START RECORDS PROVIDED

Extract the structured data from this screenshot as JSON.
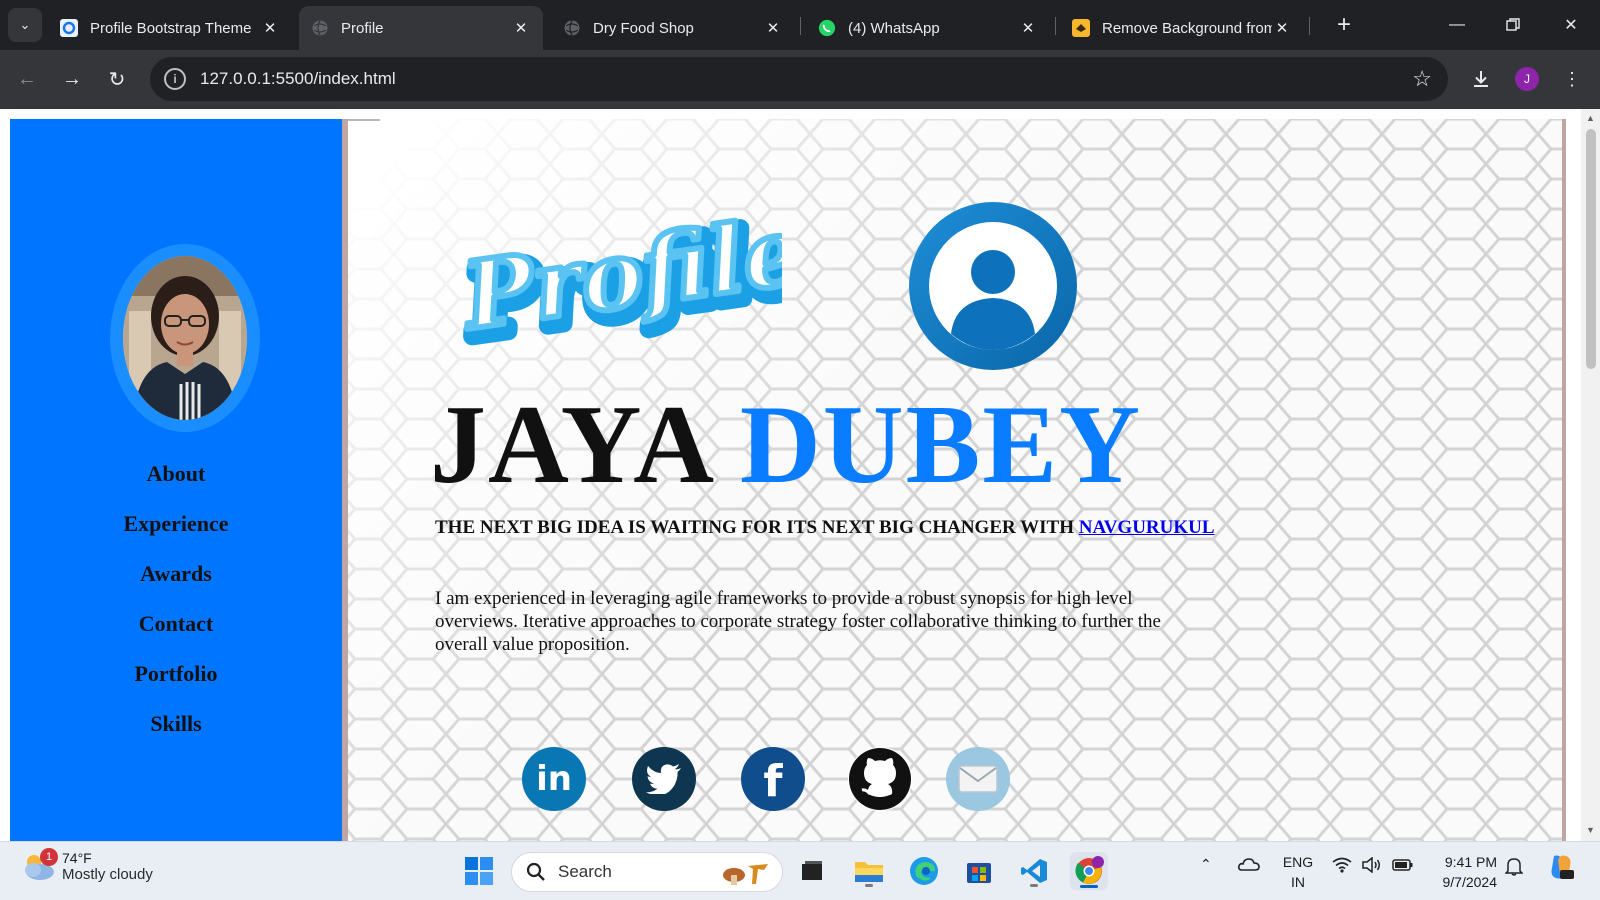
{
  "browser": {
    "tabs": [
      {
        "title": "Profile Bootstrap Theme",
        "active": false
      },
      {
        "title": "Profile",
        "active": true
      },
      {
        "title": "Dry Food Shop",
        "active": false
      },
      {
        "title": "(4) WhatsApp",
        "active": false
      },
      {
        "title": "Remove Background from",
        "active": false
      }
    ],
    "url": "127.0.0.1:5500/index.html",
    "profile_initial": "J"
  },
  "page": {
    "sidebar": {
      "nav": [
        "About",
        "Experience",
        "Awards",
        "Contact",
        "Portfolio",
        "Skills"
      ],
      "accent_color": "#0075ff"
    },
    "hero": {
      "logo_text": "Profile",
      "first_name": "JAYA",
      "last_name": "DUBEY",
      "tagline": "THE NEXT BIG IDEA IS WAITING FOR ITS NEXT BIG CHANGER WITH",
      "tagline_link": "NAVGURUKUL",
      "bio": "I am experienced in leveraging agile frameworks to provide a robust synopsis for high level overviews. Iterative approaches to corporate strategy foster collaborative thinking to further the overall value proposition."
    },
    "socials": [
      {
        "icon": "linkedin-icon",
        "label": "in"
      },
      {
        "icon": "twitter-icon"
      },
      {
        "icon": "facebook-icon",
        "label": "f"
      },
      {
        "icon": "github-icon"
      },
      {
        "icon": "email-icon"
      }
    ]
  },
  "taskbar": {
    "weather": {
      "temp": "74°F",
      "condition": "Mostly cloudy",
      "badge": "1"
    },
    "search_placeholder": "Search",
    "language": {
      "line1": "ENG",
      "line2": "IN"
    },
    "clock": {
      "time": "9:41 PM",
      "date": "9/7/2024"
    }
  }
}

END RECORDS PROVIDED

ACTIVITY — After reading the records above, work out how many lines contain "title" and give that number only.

WRITTEN RESPONSE — 5